Wilfred Owen is renowned as one of the most influential World War One poets. To commemorate the centenary of his stay at Edinburgh’s Craiglockhart Hospital in 1917 where he penned some of his most famous work, a series of events has taken place across the city.
As commemorations continue, events including a walk in the Pentland Hills retracing the footsteps of Owen and a panel discussion headed by author Trevor Royle will take place. For more information and for full event listings, click here.
Published posthumously in 1920, Dulce et Decorum est is one of Owen’s most famous works that he composed whilst recovering at Craiglockhart Hospital. Based on his own experience of trench life whilst at battle in northern France, the brutal language and imagery reveal the distressing environment soldiers were exposed to.
Dulce et Decorum est
Bent double, like old beggars under sacks,
Knock-kneed, coughing like hags, we cursed through sludge,
Till on the haunting flares we turned our backs,
And towards our distant rest began to trudge.
Men marched asleep. Many had lost their boots,
But limped on, blood-shod. All went lame, all blind;
Drunk with fatigue; deaf even to the hoots
Of gas-shells dropping softly behind.
Gas! GAS! Quick, boys! — An ecstasy of fumbling
Fitting the clumsy helmets just in time,
But someone still was yelling out and stumbling
And flound’ring like a man in fire or lime. —
Dim through the misty panes and thick green light,
As under a green sea, I saw him drowning.
In all my dreams before my helpless sight
He plunges at me, guttering, choking, drowning.
If in some smothering dreams, you too could pace
Behind the wagon that we flung him in,
And watch the white eyes writhing in his face,
His hanging face, like a devil’s sick of sin,
If you could hear, at every jolt, the blood
Come gargling from the froth-corrupted lungs
Bitter as the cud
Of vile, incurable sores on innocent tongues, —

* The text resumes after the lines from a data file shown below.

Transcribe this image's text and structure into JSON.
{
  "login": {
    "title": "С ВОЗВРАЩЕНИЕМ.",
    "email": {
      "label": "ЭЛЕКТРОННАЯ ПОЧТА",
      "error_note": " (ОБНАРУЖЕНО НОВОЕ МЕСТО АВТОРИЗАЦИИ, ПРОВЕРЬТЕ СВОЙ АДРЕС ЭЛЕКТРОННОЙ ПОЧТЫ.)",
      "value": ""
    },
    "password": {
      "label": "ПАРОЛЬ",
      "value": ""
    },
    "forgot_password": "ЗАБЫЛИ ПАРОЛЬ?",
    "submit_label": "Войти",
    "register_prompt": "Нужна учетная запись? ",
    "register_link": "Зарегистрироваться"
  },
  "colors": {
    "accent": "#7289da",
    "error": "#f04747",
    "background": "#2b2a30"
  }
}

My friend, you would not tell with such high zest
To children ardent for some desperate glory,
The old Lie: Dulce et decorum est
Pro patria mori.
Learn more about Wilfred Owen here.